Data about app and page elements:
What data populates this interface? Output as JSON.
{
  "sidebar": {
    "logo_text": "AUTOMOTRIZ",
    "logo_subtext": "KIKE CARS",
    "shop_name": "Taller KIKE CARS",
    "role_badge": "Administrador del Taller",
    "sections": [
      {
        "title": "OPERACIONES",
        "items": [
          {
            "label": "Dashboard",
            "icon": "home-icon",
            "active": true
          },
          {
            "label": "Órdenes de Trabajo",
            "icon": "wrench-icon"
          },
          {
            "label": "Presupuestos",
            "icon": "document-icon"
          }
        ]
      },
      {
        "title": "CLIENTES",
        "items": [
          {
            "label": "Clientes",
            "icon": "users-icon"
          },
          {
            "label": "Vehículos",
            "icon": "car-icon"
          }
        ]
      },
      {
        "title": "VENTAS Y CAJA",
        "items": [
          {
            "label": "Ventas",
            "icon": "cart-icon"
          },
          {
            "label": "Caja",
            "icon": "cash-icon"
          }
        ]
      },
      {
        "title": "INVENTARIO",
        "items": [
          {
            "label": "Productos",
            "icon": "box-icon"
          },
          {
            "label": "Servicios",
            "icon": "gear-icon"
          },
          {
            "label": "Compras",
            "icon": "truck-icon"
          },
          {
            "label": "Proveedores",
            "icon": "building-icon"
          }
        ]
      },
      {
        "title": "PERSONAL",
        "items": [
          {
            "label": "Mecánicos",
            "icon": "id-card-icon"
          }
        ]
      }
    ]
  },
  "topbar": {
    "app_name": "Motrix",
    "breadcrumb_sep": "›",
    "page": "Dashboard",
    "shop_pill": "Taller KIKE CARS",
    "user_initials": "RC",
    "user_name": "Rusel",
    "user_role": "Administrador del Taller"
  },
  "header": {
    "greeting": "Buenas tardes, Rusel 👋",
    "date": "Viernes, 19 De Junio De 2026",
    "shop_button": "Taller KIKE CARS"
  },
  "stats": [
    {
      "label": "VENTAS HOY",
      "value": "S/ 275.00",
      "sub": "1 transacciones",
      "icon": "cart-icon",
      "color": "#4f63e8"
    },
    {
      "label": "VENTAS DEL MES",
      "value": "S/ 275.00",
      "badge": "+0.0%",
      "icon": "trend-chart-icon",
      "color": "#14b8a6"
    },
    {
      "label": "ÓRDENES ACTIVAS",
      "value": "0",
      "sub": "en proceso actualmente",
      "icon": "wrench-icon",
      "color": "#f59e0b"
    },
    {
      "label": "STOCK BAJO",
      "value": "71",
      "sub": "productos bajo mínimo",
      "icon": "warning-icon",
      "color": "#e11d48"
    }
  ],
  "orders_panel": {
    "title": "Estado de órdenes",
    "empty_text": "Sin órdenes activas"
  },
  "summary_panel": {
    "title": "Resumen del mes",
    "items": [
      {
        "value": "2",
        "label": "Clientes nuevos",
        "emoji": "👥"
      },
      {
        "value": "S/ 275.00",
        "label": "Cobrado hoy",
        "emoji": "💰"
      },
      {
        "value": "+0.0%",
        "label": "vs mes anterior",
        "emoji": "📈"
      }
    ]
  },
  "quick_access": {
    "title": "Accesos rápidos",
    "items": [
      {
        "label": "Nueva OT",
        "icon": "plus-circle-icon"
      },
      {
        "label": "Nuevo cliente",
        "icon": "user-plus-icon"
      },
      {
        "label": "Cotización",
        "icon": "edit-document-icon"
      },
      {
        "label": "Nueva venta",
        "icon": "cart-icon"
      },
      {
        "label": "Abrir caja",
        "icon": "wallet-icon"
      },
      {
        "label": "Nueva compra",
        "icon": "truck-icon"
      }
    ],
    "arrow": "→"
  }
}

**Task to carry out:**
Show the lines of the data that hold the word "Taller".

**Answer space:**
    "shop_name": "Taller KIKE CARS",
    "role_badge": "Administrador del Taller",
    "shop_pill": "Taller KIKE CARS",
    "user_role": "Administrador del Taller"
    "shop_button": "Taller KIKE CARS"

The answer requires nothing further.